Thursday, February 11, 2021

Down at Mickey's

image from

 Down at Mickey’s

“A poet could write volumes about American diners,

because they are so beautiful.” --David Lynch.

On Saturday nights,

in our small town

we all used to hang out

at Mickey’s Diner,

a remodeled

Northern Pacific dining car.

Before specific hamburger restaurants

were invented in the late 50’s, diners

and drug stores were the only places

one could get a hamburger.

There was just something

so Art Deco about those

converted railroad car diners

that showed up after WWII.

Mickey’s had been built

in 1946. 

My Dad use to take me there,

just me and him,

as a treat after

one of my little league

baseball games.

I was a pretty good

first baseman.

Parked all around Mickey’s

were thrilling shiny cars.

Parked amongst the pre-war sedans

were ’57 Impalas,

         ’54 Bel Airs,

         ’56 Roadmasters,

         ’53 Packards

         ’58 Oldsmobile Rockets, and

         ’55 Lincolns.

These cars were trimmed

with tons of bright chrome,

steel bumpers and massive grills,

each with its unique hood ornament,

matching the brilliance

of the stainless steel trim

on the dining car.

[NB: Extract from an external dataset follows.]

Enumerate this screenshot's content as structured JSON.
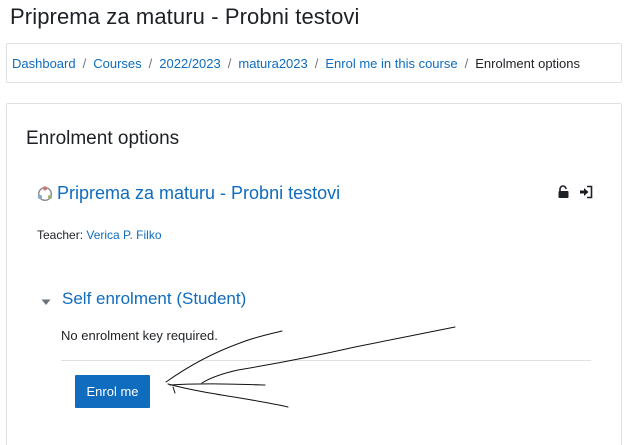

Ike was President,

and the pounds of chrome

on every door, and 

the behemoth V-8 engines,

and the twin glass packs,

announced to the world

that 10 miles to the gallon of gas

was OK, and America was

the most prosperous country ever.

Inside the diner, a row

of chrome-necked red stools

were bolted to the floor 

in front of a stainless steel bar.

The grills and fryers were

in plain sight. 

The booths, all plush

with their red Naugahyde covers,

lined the window side of the car.

I preferred sitting in a booth.

I always ordered

a cheeseburger, curly fries,

and a chocolate shake.

They used real ice cream, 

and they left the chrome canister

with the left overs in it.         

The .19 cent burger places

that replaced the diners

never had the magic and allure

that the diner cars had.

Glenn Buttkus

Posted over at d'Verse Poet's Pub MTB


Ken Gierke said...

This shines, from dining car to the cars to the memories they gave you.

Jane Dougherty said...

This brings back an era some of us know only from Humphrey Bogart films.

JadeLi said...

I love your description of the cars, the diner itself, and what they meant to you. There is a car museum not all that far from here (check it out at:
( )that has all those old cars in it AND a diner as you describe on the property.

Grace said...

This is blast from the past and a treat to read tonight Glenn. I want those prices back for a good cheeseburger and ice cream.

JIm Feeney said...

Loved this Glenn...the atmosphere, the detail, a memory that shines like polished chrome...JIM

Jane said...

This makes me want a burger and a milkshake!

Helen said...

Well, you certainly know how to take a lady way back to St. Paul MN and her numerous visits to Mickey's Diner. You just made my day. The smells, the feel, the sounds, the food, the shakes, the people! Thanks.

Kim M. Russell said...

I’d only ever seen diners in films and on television – and then on my only visit to New York I went to a diner and experienced the real thing, and my memories are reflected in your words, Glenn. I’m enthralled by Mickey’s Diner! How wonderful to make a static diner from a Northern Pacific dining car! Even the cars parked outside are exotic to me. Do they serve veggie burgers?

Ingrid said...

You really paint a picture of a magical moment in time which I've only ever seen in the movies: how exciting to have lived, breathed and tasted it! The Lynch quote is interesting because Diners play a huge part in his work, and I always liked the atmosphere he creates there. You've captured that same atmosphere (though less sinister) in your poem.

robkistner said...

Wonderful! A boys wet bream. I love it! Cool bro... now come on over and fly with me!

robkistner said...

I am way too high — come on over and fly with me! I will be back earthbound tomorrow to tread better!!

Dwight L. Roth said...

Those were the days my friend... and the i recognized the cars..everyone!! My sister dated a guy who had a shiny orange and black 58 Mercury! And, did you play the jukebox by putting you Nickle in the slot and pick your favorite song!

Great memories Glen!

robkistner said...

I came back to read more thoroughly dude! I love this piece!! I especially love the inclusion of all those nickel-chromium’d glorious guzzlers. I personally owned owned of those steel “beasts” — ‘57 Chevy and ‘58 Olds. My Olds had a killer continental kit jutting off the back bumper. Those old cars still have soul!

brudberg said...

This is so filled with atmosphere, all that chrome and bright hope... but I'm sure that already then there was some rust behind the polished surface.